Officials in 15 states, as well as the District of Columbia, have joined forces on a plan aiming to phase out gas- and diesel-powered trucks during the next three decades, replacing them with zero-emission, or ZEV, alternatives.
The plan picks up on a groundbreaking move announced in June by the California Air Resources Board that would begin the transition in 2024. CARB’s plan, which covers both medium and heavy trucks, would lead to the adoption of both battery-electric and hydrogen fuel-cell powertrain technology.
“Now is the time to act,” said Connecticut Governor Ned Lamont, echoing a statement issued by the various states signing on to the agreement. It noted that the trucking industry is reaching “an important transition point” as more and more clean alternatives to conventional internal combustion technology come to market.
The group’s statement noted that “at least 70” electric truck and bus models are already available, with more coming. That includes entries not only from traditional players like Freightliner and Ford, but also newer entrants such as Tesla and Nikola. The former is preparing its Class 8 all-electric Semi for production in barely a year while the latter, a Phoenix-based start-up, is focusing on both hydrogen and electric technology for both heavy-duty and smaller trucks.

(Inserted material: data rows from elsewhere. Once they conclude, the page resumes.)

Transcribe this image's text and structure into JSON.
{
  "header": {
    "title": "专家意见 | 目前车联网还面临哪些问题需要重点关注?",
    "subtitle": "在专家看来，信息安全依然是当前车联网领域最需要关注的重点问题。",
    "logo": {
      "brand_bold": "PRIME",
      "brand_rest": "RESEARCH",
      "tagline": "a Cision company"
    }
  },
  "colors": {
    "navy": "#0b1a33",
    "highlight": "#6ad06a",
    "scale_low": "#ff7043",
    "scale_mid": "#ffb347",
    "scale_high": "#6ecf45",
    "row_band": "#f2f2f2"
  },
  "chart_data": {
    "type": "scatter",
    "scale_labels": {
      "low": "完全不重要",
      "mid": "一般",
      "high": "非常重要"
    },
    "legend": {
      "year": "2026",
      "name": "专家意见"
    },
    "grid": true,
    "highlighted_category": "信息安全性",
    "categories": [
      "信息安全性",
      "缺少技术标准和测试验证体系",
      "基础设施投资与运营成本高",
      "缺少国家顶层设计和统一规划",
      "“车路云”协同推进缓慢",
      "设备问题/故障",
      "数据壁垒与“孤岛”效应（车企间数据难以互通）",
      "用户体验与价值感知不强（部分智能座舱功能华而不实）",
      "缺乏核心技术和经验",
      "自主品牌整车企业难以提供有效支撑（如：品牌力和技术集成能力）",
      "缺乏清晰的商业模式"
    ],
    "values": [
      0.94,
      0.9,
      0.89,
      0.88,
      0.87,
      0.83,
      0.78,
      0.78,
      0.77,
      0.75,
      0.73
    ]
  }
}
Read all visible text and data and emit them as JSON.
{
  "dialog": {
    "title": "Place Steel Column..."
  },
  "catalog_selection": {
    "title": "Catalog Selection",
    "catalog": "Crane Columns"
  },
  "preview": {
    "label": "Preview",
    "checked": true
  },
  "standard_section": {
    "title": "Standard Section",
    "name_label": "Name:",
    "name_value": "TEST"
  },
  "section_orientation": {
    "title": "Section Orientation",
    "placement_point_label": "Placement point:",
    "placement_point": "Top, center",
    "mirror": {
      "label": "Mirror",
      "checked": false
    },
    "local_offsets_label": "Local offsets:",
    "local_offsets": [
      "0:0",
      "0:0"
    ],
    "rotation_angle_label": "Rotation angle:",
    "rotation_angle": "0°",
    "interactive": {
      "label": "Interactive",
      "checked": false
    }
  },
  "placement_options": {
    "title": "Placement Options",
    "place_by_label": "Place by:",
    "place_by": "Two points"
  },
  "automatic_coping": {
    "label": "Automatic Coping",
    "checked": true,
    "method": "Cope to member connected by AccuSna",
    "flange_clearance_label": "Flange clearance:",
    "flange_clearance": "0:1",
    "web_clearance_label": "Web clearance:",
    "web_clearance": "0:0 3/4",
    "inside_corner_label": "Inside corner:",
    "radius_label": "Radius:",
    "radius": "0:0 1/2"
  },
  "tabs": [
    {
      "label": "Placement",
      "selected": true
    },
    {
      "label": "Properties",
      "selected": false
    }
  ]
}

California’s first-of-their-kind guidelines cover a broad range of truck segments, from medium-duty models up to the Class-8 semis that move vast amounts of goods throughout the state and across the country, and they begin to take effect in 2024. By 2035, fully 100% of government fleets and last-mile delivery trucks would have to use zero-emissions powertrain technology, along with 75% of other delivery trucks and vans.
The new coalition would cover everything from heavy-duty pickups to long-haul delivery trucks, setting a ZEV target of 30% by 2030, and 100% by 2050.

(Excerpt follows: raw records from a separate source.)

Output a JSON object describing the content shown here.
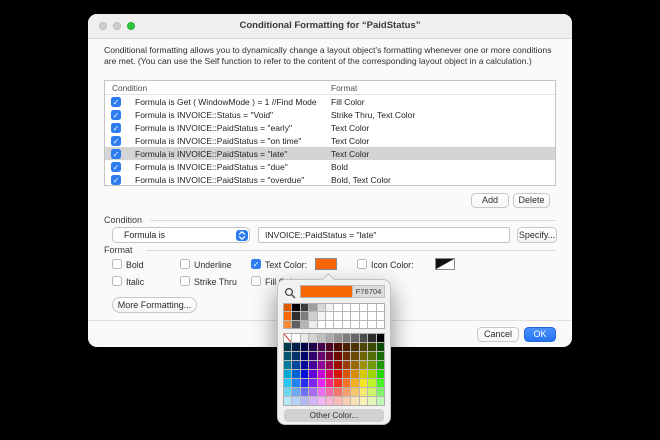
{
  "window": {
    "title": "Conditional Formatting for “PaidStatus”",
    "description": "Conditional formatting allows you to dynamically change a layout object’s formatting whenever one or more conditions are met.  (You can use the Self function to refer to the content of the corresponding layout object in a calculation.)"
  },
  "list": {
    "columns": {
      "condition": "Condition",
      "format": "Format"
    },
    "rows": [
      {
        "checked": true,
        "selected": false,
        "condition": "Formula is Get ( WindowMode ) = 1 //Find Mode",
        "format": "Fill Color"
      },
      {
        "checked": true,
        "selected": false,
        "condition": "Formula is INVOICE::Status = \"Void\"",
        "format": "Strike Thru, Text Color"
      },
      {
        "checked": true,
        "selected": false,
        "condition": "Formula is INVOICE::PaidStatus = \"early\"",
        "format": "Text Color"
      },
      {
        "checked": true,
        "selected": false,
        "condition": "Formula is INVOICE::PaidStatus = \"on time\"",
        "format": "Text Color"
      },
      {
        "checked": true,
        "selected": true,
        "condition": "Formula is INVOICE::PaidStatus = \"late\"",
        "format": "Text Color"
      },
      {
        "checked": true,
        "selected": false,
        "condition": "Formula is INVOICE::PaidStatus = \"due\"",
        "format": "Bold"
      },
      {
        "checked": true,
        "selected": false,
        "condition": "Formula is INVOICE::PaidStatus = \"overdue\"",
        "format": "Bold, Text Color"
      }
    ],
    "add_label": "Add",
    "delete_label": "Delete"
  },
  "condition_section": {
    "label": "Condition",
    "popup_value": "Formula is",
    "formula_value": "INVOICE::PaidStatus = \"late\"",
    "specify_label": "Specify..."
  },
  "format_section": {
    "label": "Format",
    "checkboxes": [
      {
        "label": "Bold",
        "checked": false
      },
      {
        "label": "Underline",
        "checked": false
      },
      {
        "label": "Text Color:",
        "checked": true
      },
      {
        "label": "Icon Color:",
        "checked": false
      },
      {
        "label": "Italic",
        "checked": false
      },
      {
        "label": "Strike Thru",
        "checked": false
      },
      {
        "label": "Fill Color:",
        "checked": false
      }
    ],
    "more_formatting_label": "More Formatting..."
  },
  "footer": {
    "cancel_label": "Cancel",
    "ok_label": "OK"
  },
  "color_picker": {
    "hex_value": "F76704",
    "current_color": "#f76704",
    "other_color_label": "Other Color...",
    "recent_rows": [
      [
        "#e05a00",
        "#000000",
        "#3c3c3c",
        "#9e9e9e",
        "#d8d8d8",
        "#f2f2f2",
        "#ffffff",
        "#ffffff",
        "#ffffff",
        "#ffffff",
        "#ffffff",
        "#ffffff"
      ],
      [
        "#f76704",
        "#2e2e2e",
        "#7d7d7d",
        "#cfcfcf",
        "#f5f5f5",
        "#ffffff",
        "#ffffff",
        "#ffffff",
        "#ffffff",
        "#ffffff",
        "#ffffff",
        "#ffffff"
      ],
      [
        "#f98a33",
        "#606060",
        "#b5b5b5",
        "#ededed",
        "#ffffff",
        "#ffffff",
        "#ffffff",
        "#ffffff",
        "#ffffff",
        "#ffffff",
        "#ffffff",
        "#ffffff"
      ]
    ],
    "palette": {
      "grayscale": [
        "none",
        "#ffffff",
        "#e9e9e9",
        "#d4d4d4",
        "#bfbfbf",
        "#a9a9a9",
        "#939393",
        "#7d7d7d",
        "#666666",
        "#4d4d4d",
        "#2b2b2b",
        "#000000"
      ],
      "hues": [
        193,
        213,
        238,
        266,
        296,
        332,
        4,
        22,
        40,
        56,
        76,
        110
      ],
      "row_lightness": [
        15,
        22,
        31,
        43,
        55,
        69,
        84
      ],
      "row_saturation": [
        95,
        95,
        95,
        95,
        90,
        85,
        80
      ]
    }
  },
  "colors": {
    "accent_blue": "#2d7cf0",
    "swatch_orange": "#f76704",
    "selection_gray": "#d5d4d4",
    "traffic_green": "#2dc63f"
  }
}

The California mandate alone is expected to see about 300,000 trucks go emissions-free by 2035. The new coalition would drive that figure up substantially.
The states that signed on Tuesday include California, as well as Connecticut, Colorado, Hawaii, Maine, Maryland, Massachusetts, New Jersey, New York, North Carolina, Oregon, Pennsylvania, Rhode Island, Vermont and Washington, as well as the District of Columbia.
Heavy- and medium-duty trucks and buses account for about 4% of the total vehicles in use on U.S. roads, but they produce 25% of the greenhouse gas emissions from the country’s transportation sector. They also contribute a disproportionate share of other pollutants, such as ozone, oxides of nitrogen and, in the case of diesels, the particulates linked to lung cancer and other pulmonary diseases.
“Our efforts in California will be magnified through the efforts of this multistate coalition to reduce emissions and improve air quality,” said Gov. Gavin Newsom. “By working together we can move towards a cleaner future.”
During a CARB hearing in California last month, industry officials cautioned that the timetable the state was planning could be too aggressive, pointing to concern about the cost of ZEV technology and the lack of a supporting infrastructure of EV chargers and hydrogen fueling stations.
The latest development brought a similarly mixed industry response.
On the plus side, “Nationwide efforts to decarbonize freight transportation are moving at warp speed,” said Glen Kedzie, the environmental affairs counsel for American Trucking Associations. “In what was merely considered a pipe dream 10 years ago, truck electrification is now looking more and more like the chosen technology future of freight movement.”
But Kedzie did raise his own note of caution. “While our industry supports fleet choice in purchasing new equipment, we are concerned when companies are dictated to as to how to make their capital expenditures.”
Despite such concerns, proponents said the switch to ZEV alternatives would eventually pay off for the industry in both lower purchase and operating costs. While electric-drive technology is still more expensive than gas and diesel alternatives, the gap is rapidly closing.
Lithium-ion batteries have dipped in price by about 85% during the last decade and are projected to be cut in half again by mid-decade, according to industry officials, including General Motors President Mark Reuss.
“Apart from the public health benefits and avoided health care costs zero-emission trucks and buses provide, by 2030, the total cost of ownership for many common commercial vehicles is projected to reach parity with conventionally fueled vehicles,” the statement issued by the new ZEV truck coalition said.